### Try it
Reproduce all of the data word for word.

### Provided information
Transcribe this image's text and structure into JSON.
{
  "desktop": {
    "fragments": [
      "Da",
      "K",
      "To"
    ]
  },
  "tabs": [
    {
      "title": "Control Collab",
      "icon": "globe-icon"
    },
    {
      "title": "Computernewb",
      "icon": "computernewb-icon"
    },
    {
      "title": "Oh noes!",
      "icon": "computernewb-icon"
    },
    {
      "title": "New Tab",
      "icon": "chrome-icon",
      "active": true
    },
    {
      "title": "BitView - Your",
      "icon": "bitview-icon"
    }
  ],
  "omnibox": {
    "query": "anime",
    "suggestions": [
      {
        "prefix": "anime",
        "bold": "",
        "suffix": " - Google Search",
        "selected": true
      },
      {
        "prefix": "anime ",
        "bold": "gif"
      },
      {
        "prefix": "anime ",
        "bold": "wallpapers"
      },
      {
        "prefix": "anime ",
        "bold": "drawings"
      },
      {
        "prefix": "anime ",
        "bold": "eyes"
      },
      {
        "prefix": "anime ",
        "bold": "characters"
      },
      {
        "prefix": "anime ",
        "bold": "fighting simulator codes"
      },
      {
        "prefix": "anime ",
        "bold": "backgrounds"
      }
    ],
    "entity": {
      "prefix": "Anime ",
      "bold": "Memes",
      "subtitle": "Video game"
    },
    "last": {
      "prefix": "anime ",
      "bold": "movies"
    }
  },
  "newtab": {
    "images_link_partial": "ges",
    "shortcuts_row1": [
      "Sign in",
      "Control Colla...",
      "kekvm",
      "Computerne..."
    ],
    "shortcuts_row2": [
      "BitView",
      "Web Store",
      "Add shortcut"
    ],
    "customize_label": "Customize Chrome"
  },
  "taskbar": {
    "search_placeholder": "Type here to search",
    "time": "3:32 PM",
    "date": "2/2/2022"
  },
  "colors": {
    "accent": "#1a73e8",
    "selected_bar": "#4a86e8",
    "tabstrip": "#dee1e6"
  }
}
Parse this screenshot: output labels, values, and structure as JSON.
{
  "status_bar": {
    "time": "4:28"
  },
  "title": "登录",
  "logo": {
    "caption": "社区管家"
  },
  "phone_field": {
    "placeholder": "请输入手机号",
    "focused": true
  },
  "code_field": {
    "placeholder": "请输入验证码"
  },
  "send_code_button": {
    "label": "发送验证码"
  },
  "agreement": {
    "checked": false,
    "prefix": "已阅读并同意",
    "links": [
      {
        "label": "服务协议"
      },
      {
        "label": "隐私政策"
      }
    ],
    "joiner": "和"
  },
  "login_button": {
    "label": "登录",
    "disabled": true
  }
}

### Expected answer
Transcribe this image's text and structure into JSON.
{
  "desktop": {
    "fragments": [
      "Da",
      "K",
      "To"
    ]
  },
  "tabs": [
    {
      "title": "Control Collab",
      "icon": "globe-icon"
    },
    {
      "title": "Computernewb",
      "icon": "computernewb-icon"
    },
    {
      "title": "Oh noes!",
      "icon": "computernewb-icon"
    },
    {
      "title": "New Tab",
      "icon": "chrome-icon",
      "active": true
    },
    {
      "title": "BitView - Your",
      "icon": "bitview-icon"
    }
  ],
  "omnibox": {
    "query": "anime",
    "suggestions": [
      {
        "prefix": "anime",
        "bold": "",
        "suffix": " - Google Search",
        "selected": true
      },
      {
        "prefix": "anime ",
        "bold": "gif"
      },
      {
        "prefix": "anime ",
        "bold": "wallpapers"
      },
      {
        "prefix": "anime ",
        "bold": "drawings"
      },
      {
        "prefix": "anime ",
        "bold": "eyes"
      },
      {
        "prefix": "anime ",
        "bold": "characters"
      },
      {
        "prefix": "anime ",
        "bold": "fighting simulator codes"
      },
      {
        "prefix": "anime ",
        "bold": "backgrounds"
      }
    ],
    "entity": {
      "prefix": "Anime ",
      "bold": "Memes",
      "subtitle": "Video game"
    },
    "last": {
      "prefix": "anime ",
      "bold": "movies"
    }
  },
  "newtab": {
    "images_link_partial": "ges",
    "shortcuts_row1": [
      "Sign in",
      "Control Colla...",
      "kekvm",
      "Computerne..."
    ],
    "shortcuts_row2": [
      "BitView",
      "Web Store",
      "Add shortcut"
    ],
    "customize_label": "Customize Chrome"
  },
  "taskbar": {
    "search_placeholder": "Type here to search",
    "time": "3:32 PM",
    "date": "2/2/2022"
  },
  "colors": {
    "accent": "#1a73e8",
    "selected_bar": "#4a86e8",
    "tabstrip": "#dee1e6"
  }
}
Parse this screenshot: output labels, values, and structure as JSON.
{
  "status_bar": {
    "time": "4:28"
  },
  "title": "登录",
  "logo": {
    "caption": "社区管家"
  },
  "phone_field": {
    "placeholder": "请输入手机号",
    "focused": true
  },
  "code_field": {
    "placeholder": "请输入验证码"
  },
  "send_code_button": {
    "label": "发送验证码"
  },
  "agreement": {
    "checked": false,
    "prefix": "已阅读并同意",
    "links": [
      {
        "label": "服务协议"
      },
      {
        "label": "隐私政策"
      }
    ],
    "joiner": "和"
  },
  "login_button": {
    "label": "登录",
    "disabled": true
  }
}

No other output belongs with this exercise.